The answer must repeat every record exactly, with all pictures omitted.

> DATA IN THIS EXERCISE:
============================================================

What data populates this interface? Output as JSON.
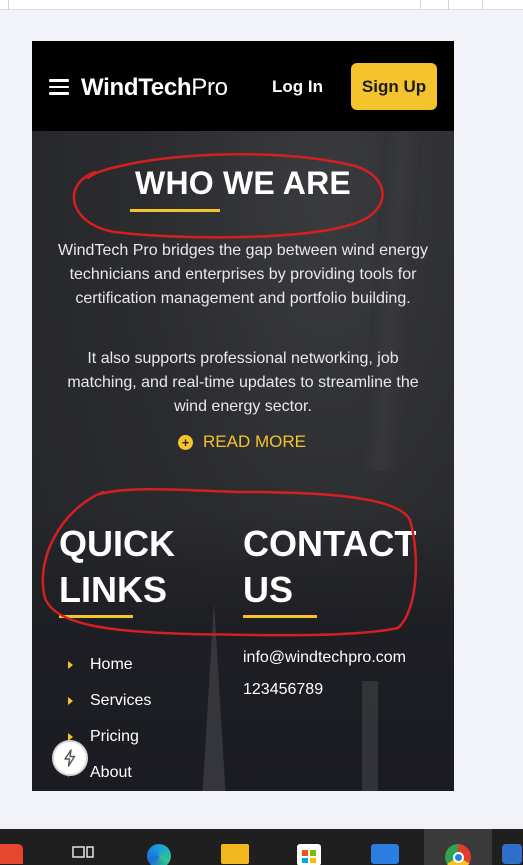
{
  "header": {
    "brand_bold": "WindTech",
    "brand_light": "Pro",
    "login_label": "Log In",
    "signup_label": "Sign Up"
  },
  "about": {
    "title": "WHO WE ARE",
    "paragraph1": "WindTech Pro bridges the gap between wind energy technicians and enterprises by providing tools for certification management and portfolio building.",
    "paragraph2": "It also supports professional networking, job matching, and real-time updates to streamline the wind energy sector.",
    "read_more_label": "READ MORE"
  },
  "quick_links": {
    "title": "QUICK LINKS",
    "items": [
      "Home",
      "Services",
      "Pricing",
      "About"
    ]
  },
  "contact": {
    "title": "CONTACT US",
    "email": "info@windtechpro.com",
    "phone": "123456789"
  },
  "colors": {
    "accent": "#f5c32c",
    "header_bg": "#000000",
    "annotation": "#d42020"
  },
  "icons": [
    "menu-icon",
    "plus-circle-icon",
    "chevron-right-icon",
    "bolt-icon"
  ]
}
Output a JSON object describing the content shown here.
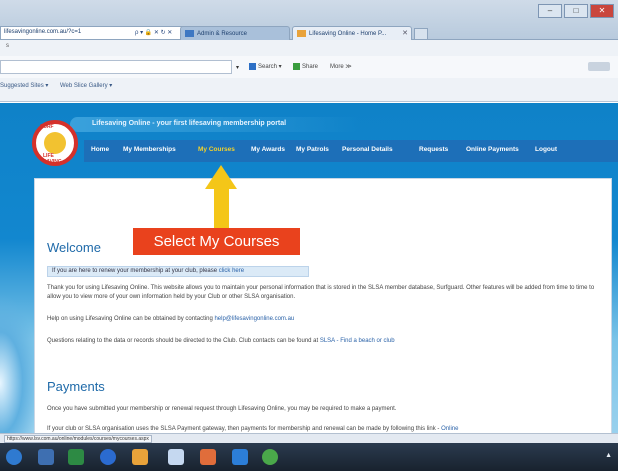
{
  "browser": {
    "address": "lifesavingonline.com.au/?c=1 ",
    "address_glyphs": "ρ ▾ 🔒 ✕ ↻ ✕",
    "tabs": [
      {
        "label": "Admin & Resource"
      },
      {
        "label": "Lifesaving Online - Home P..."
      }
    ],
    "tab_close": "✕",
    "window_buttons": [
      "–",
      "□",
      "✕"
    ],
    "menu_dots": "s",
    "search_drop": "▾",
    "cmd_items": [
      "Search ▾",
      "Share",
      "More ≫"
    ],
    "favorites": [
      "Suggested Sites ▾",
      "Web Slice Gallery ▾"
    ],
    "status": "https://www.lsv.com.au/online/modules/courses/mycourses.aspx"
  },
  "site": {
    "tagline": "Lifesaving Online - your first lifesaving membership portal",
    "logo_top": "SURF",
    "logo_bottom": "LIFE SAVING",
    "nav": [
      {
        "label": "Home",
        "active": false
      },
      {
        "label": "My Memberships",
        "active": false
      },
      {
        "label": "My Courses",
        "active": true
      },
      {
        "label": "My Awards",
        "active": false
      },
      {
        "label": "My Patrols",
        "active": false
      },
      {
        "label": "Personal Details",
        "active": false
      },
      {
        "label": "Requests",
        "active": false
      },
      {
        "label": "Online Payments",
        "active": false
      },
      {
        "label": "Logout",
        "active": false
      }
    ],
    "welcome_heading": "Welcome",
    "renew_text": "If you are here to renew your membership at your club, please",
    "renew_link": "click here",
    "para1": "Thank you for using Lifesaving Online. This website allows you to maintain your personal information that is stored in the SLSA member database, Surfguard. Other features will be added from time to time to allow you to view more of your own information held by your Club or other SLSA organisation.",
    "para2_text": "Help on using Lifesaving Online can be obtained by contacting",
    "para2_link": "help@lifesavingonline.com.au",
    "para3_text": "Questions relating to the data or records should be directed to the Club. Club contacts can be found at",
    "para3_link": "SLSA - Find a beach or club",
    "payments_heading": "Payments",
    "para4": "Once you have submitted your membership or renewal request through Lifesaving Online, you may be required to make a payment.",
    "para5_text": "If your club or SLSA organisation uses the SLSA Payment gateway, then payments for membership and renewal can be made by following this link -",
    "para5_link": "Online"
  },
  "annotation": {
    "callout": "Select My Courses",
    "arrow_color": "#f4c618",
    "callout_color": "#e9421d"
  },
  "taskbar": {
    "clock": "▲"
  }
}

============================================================

> ANSWER AREA:
What data populates this interface? Output as JSON.
{
  "header": {
    "brand_bold": "WindTech",
    "brand_light": "Pro",
    "login_label": "Log In",
    "signup_label": "Sign Up"
  },
  "about": {
    "title": "WHO WE ARE",
    "paragraph1": "WindTech Pro bridges the gap between wind energy technicians and enterprises by providing tools for certification management and portfolio building.",
    "paragraph2": "It also supports professional networking, job matching, and real-time updates to streamline the wind energy sector.",
    "read_more_label": "READ MORE"
  },
  "quick_links": {
    "title": "QUICK LINKS",
    "items": [
      "Home",
      "Services",
      "Pricing",
      "About"
    ]
  },
  "contact": {
    "title": "CONTACT US",
    "email": "info@windtechpro.com",
    "phone": "123456789"
  },
  "colors": {
    "accent": "#f5c32c",
    "header_bg": "#000000",
    "annotation": "#d42020"
  },
  "icons": [
    "menu-icon",
    "plus-circle-icon",
    "chevron-right-icon",
    "bolt-icon"
  ]
}
Output a JSON object describing the content shown here.
{
  "browser": {
    "address": "lifesavingonline.com.au/?c=1 ",
    "address_glyphs": "ρ ▾ 🔒 ✕ ↻ ✕",
    "tabs": [
      {
        "label": "Admin & Resource"
      },
      {
        "label": "Lifesaving Online - Home P..."
      }
    ],
    "tab_close": "✕",
    "window_buttons": [
      "–",
      "□",
      "✕"
    ],
    "menu_dots": "s",
    "search_drop": "▾",
    "cmd_items": [
      "Search ▾",
      "Share",
      "More ≫"
    ],
    "favorites": [
      "Suggested Sites ▾",
      "Web Slice Gallery ▾"
    ],
    "status": "https://www.lsv.com.au/online/modules/courses/mycourses.aspx"
  },
  "site": {
    "tagline": "Lifesaving Online - your first lifesaving membership portal",
    "logo_top": "SURF",
    "logo_bottom": "LIFE SAVING",
    "nav": [
      {
        "label": "Home",
        "active": false
      },
      {
        "label": "My Memberships",
        "active": false
      },
      {
        "label": "My Courses",
        "active": true
      },
      {
        "label": "My Awards",
        "active": false
      },
      {
        "label": "My Patrols",
        "active": false
      },
      {
        "label": "Personal Details",
        "active": false
      },
      {
        "label": "Requests",
        "active": false
      },
      {
        "label": "Online Payments",
        "active": false
      },
      {
        "label": "Logout",
        "active": false
      }
    ],
    "welcome_heading": "Welcome",
    "renew_text": "If you are here to renew your membership at your club, please",
    "renew_link": "click here",
    "para1": "Thank you for using Lifesaving Online. This website allows you to maintain your personal information that is stored in the SLSA member database, Surfguard. Other features will be added from time to time to allow you to view more of your own information held by your Club or other SLSA organisation.",
    "para2_text": "Help on using Lifesaving Online can be obtained by contacting",
    "para2_link": "help@lifesavingonline.com.au",
    "para3_text": "Questions relating to the data or records should be directed to the Club. Club contacts can be found at",
    "para3_link": "SLSA - Find a beach or club",
    "payments_heading": "Payments",
    "para4": "Once you have submitted your membership or renewal request through Lifesaving Online, you may be required to make a payment.",
    "para5_text": "If your club or SLSA organisation uses the SLSA Payment gateway, then payments for membership and renewal can be made by following this link -",
    "para5_link": "Online"
  },
  "annotation": {
    "callout": "Select My Courses",
    "arrow_color": "#f4c618",
    "callout_color": "#e9421d"
  },
  "taskbar": {
    "clock": "▲"
  }
}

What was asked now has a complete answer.